During the pandemic, CDFIs and MDIs played a critical role in getting relief to the communities that COVID hit the hardest. Members of the Small Business Committee fought for set-asides in multiple relief bills to appropriate funds so that community lending institutions, including CDFIs, could participate in PPP on equal footing with all lenders. As a result, CFIs were the only type of PPP lender that performed above program average when it came to the percentage of loans less than $150,000, percent of loans made in LMI areas, and percent of loans made in rural areas.
The hearing gave subcommittee members the chance to examine the impact these institutions make in their communities and what actions Congress can take to empower them.
“We have a moment of opportunity here to serve minority businesses and entrepreneurs better in the future.

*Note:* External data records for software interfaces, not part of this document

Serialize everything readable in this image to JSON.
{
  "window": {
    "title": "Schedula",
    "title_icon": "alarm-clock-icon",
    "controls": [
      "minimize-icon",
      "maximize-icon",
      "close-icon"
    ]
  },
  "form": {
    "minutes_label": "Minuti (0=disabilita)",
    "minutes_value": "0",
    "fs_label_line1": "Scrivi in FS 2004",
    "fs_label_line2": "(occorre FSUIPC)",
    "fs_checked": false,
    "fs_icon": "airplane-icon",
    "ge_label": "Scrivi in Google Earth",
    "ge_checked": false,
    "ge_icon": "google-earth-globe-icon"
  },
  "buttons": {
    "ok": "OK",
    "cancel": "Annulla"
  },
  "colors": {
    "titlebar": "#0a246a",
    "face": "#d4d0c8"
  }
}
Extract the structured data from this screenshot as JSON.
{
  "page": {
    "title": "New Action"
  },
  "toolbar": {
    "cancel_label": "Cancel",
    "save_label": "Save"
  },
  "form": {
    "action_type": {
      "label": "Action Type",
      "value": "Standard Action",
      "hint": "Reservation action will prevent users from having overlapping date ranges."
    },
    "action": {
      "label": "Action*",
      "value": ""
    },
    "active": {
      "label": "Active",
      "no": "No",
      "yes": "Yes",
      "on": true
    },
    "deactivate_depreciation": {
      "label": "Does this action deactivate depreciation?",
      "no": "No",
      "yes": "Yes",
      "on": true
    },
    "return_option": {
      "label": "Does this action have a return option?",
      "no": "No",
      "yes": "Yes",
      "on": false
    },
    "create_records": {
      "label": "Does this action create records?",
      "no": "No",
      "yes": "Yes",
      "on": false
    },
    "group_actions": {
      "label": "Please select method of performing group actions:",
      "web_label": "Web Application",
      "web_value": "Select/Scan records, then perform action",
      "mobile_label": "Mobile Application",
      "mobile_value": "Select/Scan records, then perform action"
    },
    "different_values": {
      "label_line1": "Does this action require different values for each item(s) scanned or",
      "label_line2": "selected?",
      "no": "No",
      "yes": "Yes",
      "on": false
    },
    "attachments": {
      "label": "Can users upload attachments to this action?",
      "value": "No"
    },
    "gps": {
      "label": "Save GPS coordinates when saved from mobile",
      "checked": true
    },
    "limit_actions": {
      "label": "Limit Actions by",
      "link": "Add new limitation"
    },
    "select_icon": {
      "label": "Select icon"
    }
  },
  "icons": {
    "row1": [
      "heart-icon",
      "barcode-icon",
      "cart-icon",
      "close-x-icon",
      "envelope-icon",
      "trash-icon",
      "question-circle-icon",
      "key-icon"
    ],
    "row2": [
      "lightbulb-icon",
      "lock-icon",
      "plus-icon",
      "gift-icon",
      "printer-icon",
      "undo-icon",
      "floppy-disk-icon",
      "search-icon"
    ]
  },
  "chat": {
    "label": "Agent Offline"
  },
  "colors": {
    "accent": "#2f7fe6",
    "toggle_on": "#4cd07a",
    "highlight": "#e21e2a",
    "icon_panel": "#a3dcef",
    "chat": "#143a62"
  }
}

And CDFI credit unions are key to helping these businesses not just survive but to grow and thrive,” said Aissatou Barry-Fall, President & CEO of Lower East Side People’s Federal Credit Union. “We need to work together with Government Agencies like SBA, CDFI Fund and the Treasury Department to create a framework that more effectively helps CDFI lenders mitigate our risk, build our balance sheets to continue to meet the demand, and access sources of capital.”
“The single most effective way for Congress and the Federal Reserve to significantly expand capital access for small and underserved businesses is to focus on making significantly more capital available to CDFIs and MDIs,” said Everett Sands, Founder & CEO of Lendistry in Brea, CA. “One unmistakable lesson of the determined economic relief efforts led by Congress over the past year in response to COVID is that small and underserved businesses are far and away more successful in accessing capital from CDFIs and MDIs than from other sources.”
“It is important to note that an average of 70 percent of minorities do not have a bank branch in their neighborhood, coupled with 94% of Black small businesses being sole proprietors that are typically unbanked or underbanked,” said Robert James II, Chairman of the National Bankers Association. “Given the challenges faced by small businesses, especially minority-owned small businesses, it is imperative to assess which type of banks are best placed to provide access to capital for minority communities. National banks may not be fastest in reaching this constituency.”